* _TASK DIRECTIONS_
Gather each line containing the string "plan" from these entries.

(Dataset rows for apps and sites)
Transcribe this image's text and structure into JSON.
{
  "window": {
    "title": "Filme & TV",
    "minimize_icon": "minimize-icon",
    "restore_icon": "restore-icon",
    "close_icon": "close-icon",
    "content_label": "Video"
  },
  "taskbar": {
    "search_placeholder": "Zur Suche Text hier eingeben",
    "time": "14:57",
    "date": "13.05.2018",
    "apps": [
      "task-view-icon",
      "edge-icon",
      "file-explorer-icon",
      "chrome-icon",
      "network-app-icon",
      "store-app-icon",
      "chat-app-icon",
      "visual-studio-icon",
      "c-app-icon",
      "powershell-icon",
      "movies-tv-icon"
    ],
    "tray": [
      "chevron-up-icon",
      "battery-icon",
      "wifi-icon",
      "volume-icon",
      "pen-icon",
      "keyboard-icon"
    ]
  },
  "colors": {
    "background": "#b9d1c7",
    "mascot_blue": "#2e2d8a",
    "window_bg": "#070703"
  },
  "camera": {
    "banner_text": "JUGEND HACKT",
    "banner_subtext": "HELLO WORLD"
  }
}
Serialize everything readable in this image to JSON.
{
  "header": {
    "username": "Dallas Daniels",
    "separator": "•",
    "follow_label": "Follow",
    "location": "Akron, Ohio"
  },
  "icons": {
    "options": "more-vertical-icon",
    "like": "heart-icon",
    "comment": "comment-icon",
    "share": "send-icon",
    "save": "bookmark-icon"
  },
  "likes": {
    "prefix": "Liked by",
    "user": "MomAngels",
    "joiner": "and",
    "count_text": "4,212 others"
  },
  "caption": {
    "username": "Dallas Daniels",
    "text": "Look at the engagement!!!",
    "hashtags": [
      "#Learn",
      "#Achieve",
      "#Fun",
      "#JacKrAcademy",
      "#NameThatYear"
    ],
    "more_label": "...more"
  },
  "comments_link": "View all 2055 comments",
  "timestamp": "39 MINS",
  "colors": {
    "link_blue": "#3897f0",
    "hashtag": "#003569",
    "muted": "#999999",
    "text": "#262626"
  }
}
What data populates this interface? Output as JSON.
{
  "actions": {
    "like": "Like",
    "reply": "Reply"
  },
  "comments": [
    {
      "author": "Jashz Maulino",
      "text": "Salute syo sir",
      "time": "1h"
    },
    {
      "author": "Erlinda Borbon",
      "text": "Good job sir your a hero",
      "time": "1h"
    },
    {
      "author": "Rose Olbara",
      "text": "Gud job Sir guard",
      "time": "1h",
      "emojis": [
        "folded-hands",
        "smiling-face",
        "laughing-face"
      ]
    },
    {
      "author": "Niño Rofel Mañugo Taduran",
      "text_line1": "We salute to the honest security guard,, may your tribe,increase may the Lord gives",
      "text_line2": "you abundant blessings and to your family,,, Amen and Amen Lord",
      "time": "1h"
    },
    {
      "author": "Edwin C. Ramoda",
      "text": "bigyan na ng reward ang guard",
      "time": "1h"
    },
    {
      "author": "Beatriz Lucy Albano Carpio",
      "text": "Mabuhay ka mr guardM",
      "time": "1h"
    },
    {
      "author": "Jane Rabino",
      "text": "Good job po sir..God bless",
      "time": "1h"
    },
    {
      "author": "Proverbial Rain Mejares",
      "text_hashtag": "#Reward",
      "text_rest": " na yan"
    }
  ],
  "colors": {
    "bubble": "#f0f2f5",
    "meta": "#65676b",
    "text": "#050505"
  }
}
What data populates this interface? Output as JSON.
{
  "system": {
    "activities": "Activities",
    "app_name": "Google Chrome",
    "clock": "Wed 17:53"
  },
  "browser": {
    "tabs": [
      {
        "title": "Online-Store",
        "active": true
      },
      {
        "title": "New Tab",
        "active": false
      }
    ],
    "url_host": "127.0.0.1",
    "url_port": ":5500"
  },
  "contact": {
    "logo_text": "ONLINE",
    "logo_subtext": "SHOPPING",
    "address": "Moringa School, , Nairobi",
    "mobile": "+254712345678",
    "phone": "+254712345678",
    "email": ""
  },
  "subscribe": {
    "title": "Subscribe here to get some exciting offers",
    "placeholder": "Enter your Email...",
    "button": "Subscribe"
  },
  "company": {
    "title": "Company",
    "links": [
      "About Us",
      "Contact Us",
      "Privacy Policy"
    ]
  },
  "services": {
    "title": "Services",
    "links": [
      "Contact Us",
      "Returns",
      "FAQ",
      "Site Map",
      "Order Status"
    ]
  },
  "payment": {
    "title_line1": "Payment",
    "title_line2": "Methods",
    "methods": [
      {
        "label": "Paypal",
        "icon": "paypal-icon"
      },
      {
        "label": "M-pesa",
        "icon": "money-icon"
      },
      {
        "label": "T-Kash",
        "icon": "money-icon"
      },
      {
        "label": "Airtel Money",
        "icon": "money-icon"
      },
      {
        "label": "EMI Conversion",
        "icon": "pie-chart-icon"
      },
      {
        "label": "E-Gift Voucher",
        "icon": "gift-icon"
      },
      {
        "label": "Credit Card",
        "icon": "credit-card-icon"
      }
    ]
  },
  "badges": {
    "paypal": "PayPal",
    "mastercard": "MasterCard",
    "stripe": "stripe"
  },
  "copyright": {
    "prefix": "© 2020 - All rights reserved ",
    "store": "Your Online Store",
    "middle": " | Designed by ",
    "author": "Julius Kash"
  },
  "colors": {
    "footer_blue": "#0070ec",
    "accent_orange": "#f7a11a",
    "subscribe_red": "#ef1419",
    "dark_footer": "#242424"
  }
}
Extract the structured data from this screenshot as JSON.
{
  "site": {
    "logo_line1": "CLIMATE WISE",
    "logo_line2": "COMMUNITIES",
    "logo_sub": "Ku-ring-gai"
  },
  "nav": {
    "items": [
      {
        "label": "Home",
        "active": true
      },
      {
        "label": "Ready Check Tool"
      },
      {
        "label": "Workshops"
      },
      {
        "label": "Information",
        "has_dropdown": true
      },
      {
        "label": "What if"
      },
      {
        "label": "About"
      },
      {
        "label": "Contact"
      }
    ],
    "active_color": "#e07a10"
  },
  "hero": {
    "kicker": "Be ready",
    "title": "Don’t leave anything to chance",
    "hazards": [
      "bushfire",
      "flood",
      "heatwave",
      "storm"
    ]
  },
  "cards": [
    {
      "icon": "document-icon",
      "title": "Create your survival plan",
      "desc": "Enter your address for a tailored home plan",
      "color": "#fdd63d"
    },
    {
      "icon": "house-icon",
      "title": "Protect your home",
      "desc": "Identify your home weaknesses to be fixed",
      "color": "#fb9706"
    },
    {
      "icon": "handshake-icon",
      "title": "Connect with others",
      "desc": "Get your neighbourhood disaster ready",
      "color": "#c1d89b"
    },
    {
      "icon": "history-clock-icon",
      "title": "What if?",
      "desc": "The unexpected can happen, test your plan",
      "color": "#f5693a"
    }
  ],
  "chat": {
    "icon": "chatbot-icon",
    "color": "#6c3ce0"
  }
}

* _EXPECTED ANSWER_
      "title": "Create your survival plan",
      "desc": "Enter your address for a tailored home plan",
      "desc": "The unexpected can happen, test your plan",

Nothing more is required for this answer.